* **What to work on**:
Among the entries below, which lines include the string "TurboSmooth"? Show each one.

* **The records**:
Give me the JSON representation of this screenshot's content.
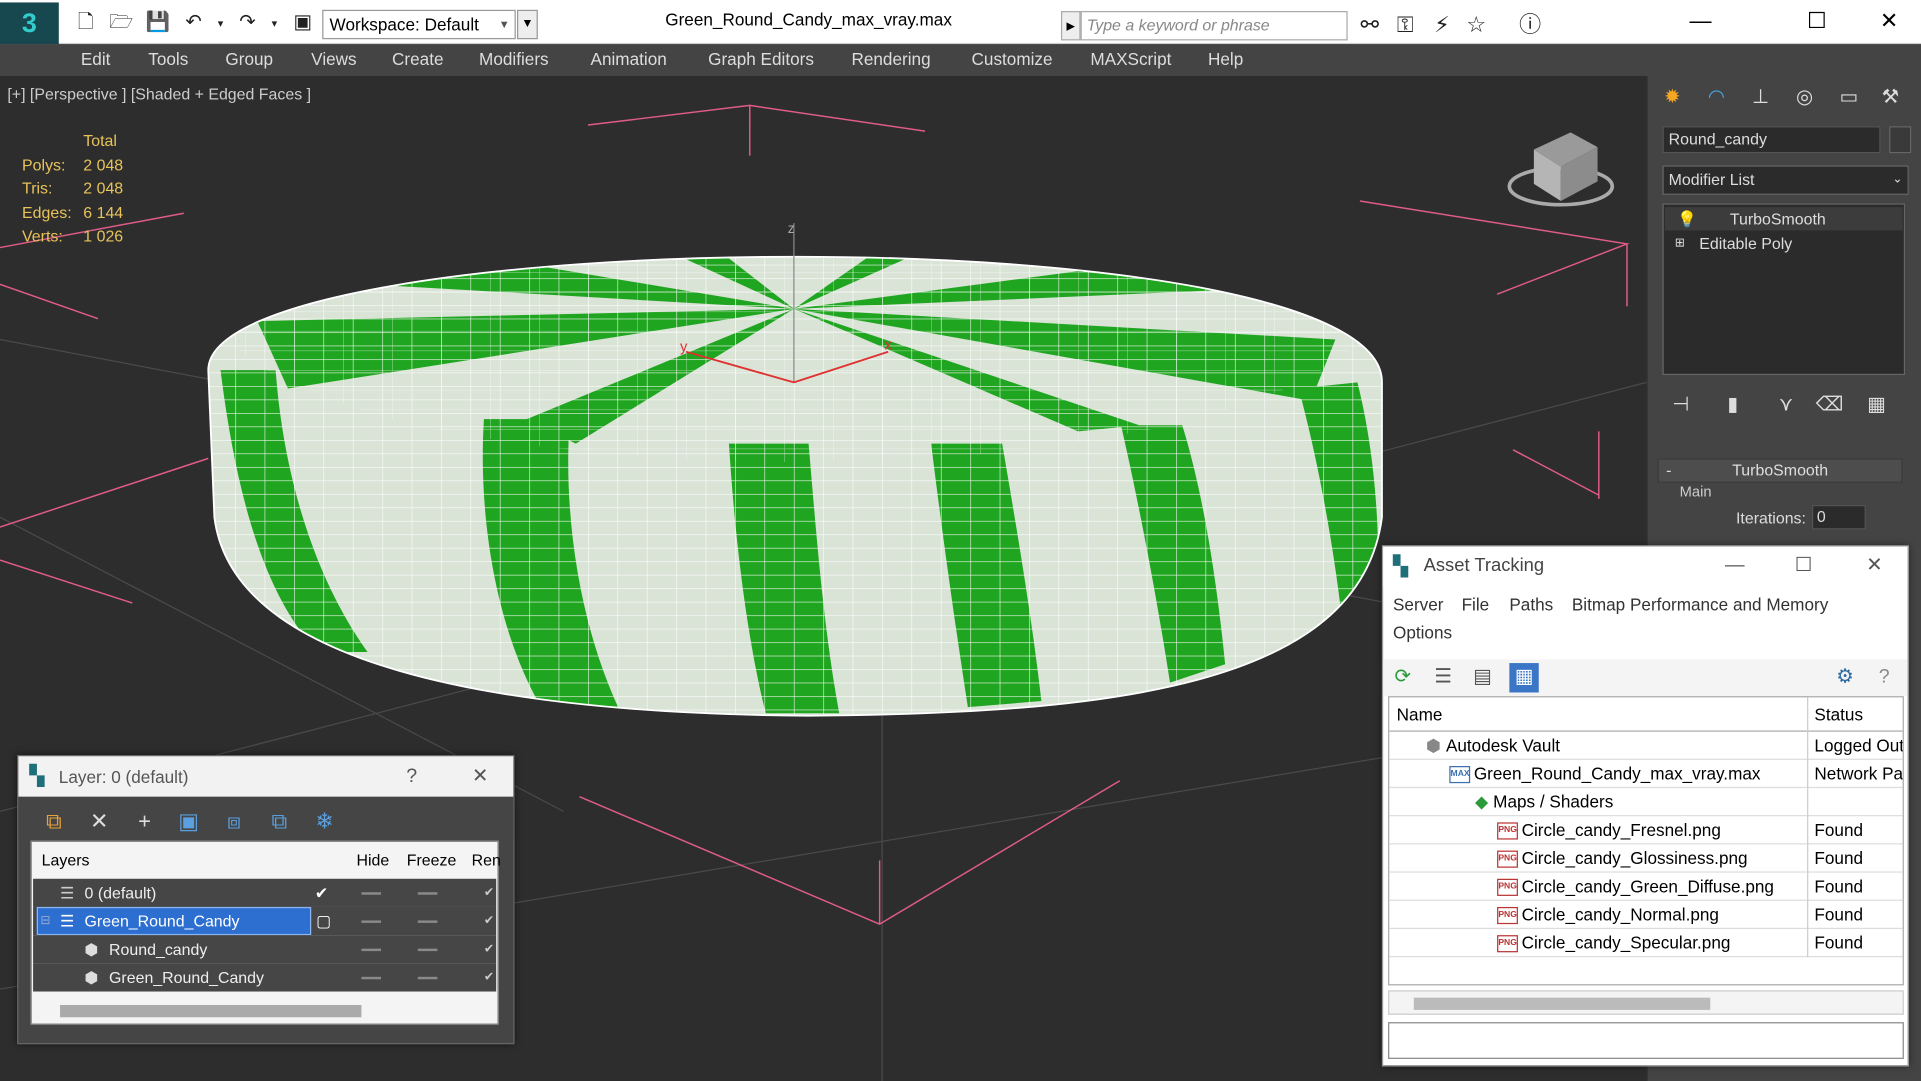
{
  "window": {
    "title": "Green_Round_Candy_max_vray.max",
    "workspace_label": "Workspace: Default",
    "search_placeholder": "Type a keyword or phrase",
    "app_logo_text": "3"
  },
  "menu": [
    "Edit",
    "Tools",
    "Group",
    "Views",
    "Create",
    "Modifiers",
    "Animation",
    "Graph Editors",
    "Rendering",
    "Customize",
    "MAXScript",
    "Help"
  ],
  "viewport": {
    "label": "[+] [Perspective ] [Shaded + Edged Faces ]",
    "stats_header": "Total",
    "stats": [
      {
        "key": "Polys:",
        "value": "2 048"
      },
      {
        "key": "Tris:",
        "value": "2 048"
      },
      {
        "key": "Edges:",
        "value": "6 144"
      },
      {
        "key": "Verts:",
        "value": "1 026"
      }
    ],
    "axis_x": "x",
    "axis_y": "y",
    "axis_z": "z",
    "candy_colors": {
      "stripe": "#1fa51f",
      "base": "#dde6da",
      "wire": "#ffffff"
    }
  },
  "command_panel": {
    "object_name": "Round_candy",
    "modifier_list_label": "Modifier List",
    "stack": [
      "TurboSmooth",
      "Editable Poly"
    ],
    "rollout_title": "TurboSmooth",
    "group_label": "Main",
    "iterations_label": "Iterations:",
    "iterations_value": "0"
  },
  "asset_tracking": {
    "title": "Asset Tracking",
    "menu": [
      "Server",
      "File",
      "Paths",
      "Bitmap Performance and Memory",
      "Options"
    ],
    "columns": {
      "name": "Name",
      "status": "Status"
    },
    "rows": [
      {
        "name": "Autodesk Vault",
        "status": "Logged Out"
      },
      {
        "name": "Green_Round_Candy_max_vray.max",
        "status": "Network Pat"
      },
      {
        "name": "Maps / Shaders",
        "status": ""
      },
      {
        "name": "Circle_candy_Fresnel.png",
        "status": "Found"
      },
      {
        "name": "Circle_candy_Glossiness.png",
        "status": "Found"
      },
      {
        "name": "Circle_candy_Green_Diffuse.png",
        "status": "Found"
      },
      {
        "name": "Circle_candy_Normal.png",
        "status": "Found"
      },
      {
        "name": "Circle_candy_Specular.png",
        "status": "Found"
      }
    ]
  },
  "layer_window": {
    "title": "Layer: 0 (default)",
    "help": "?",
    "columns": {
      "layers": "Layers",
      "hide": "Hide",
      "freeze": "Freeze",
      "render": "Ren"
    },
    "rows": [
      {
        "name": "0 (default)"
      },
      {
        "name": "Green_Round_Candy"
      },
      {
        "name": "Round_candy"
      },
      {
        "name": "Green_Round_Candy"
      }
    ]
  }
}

* **Solution to the exercise**:
      "TurboSmooth",
    "rollout_title": "TurboSmooth",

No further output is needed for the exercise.